[Items from an interface collection]
◇ ◇ ◇ ◇ ◇

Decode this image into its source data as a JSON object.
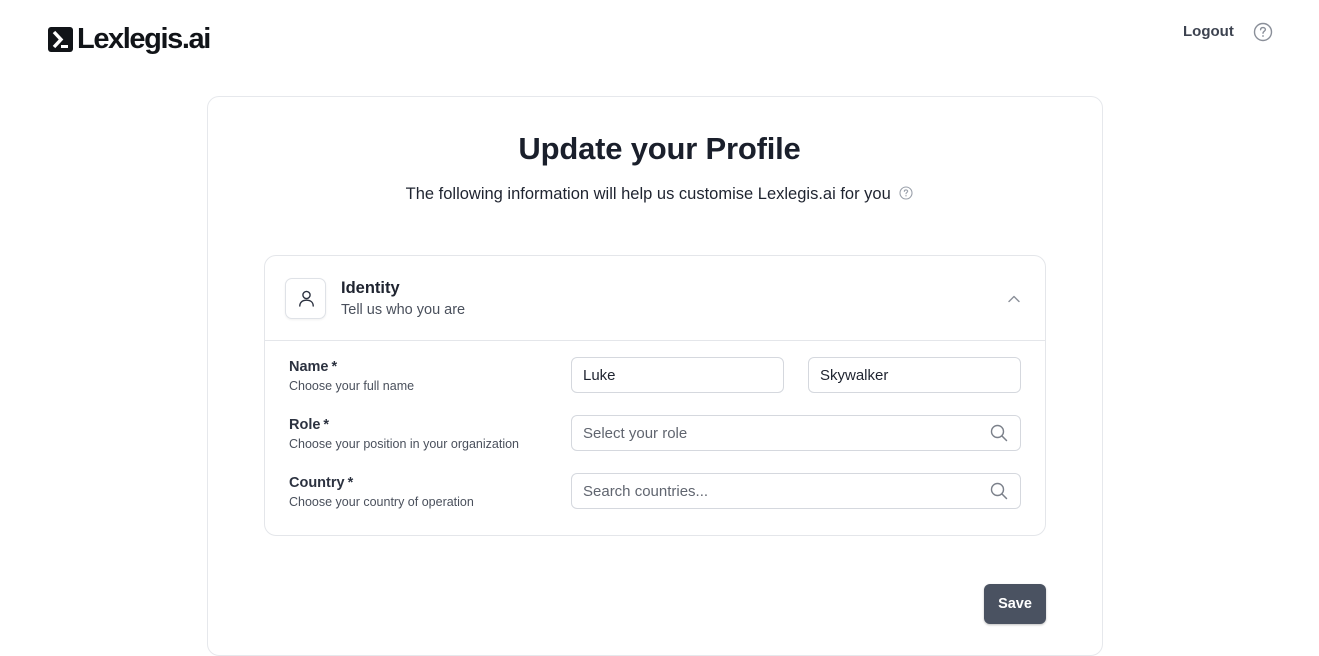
{
  "header": {
    "brand": "Lexlegis.ai",
    "logout_label": "Logout",
    "help_icon": "question-circle-icon"
  },
  "page": {
    "title": "Update your Profile",
    "subtitle": "The following information will help us customise Lexlegis.ai for you"
  },
  "identity": {
    "icon": "user-icon",
    "title": "Identity",
    "subtitle": "Tell us who you are",
    "expanded": true,
    "fields": {
      "name": {
        "label": "Name",
        "required_mark": "*",
        "hint": "Choose your full name",
        "first_value": "Luke",
        "last_value": "Skywalker"
      },
      "role": {
        "label": "Role",
        "required_mark": "*",
        "hint": "Choose your position in your organization",
        "placeholder": "Select your role",
        "value": ""
      },
      "country": {
        "label": "Country",
        "required_mark": "*",
        "hint": "Choose your country of operation",
        "placeholder": "Search countries...",
        "value": ""
      }
    }
  },
  "actions": {
    "save_label": "Save"
  },
  "colors": {
    "primary_button": "#4a5261",
    "border": "#e4e6ea",
    "text": "#1f2430"
  }
}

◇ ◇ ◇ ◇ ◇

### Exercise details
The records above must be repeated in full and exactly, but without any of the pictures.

### Exercise solution
Decode this image into its source data as a JSON object.
{
  "header": {
    "brand": "Lexlegis.ai",
    "logout_label": "Logout",
    "help_icon": "question-circle-icon"
  },
  "page": {
    "title": "Update your Profile",
    "subtitle": "The following information will help us customise Lexlegis.ai for you"
  },
  "identity": {
    "icon": "user-icon",
    "title": "Identity",
    "subtitle": "Tell us who you are",
    "expanded": true,
    "fields": {
      "name": {
        "label": "Name",
        "required_mark": "*",
        "hint": "Choose your full name",
        "first_value": "Luke",
        "last_value": "Skywalker"
      },
      "role": {
        "label": "Role",
        "required_mark": "*",
        "hint": "Choose your position in your organization",
        "placeholder": "Select your role",
        "value": ""
      },
      "country": {
        "label": "Country",
        "required_mark": "*",
        "hint": "Choose your country of operation",
        "placeholder": "Search countries...",
        "value": ""
      }
    }
  },
  "actions": {
    "save_label": "Save"
  },
  "colors": {
    "primary_button": "#4a5261",
    "border": "#e4e6ea",
    "text": "#1f2430"
  }
}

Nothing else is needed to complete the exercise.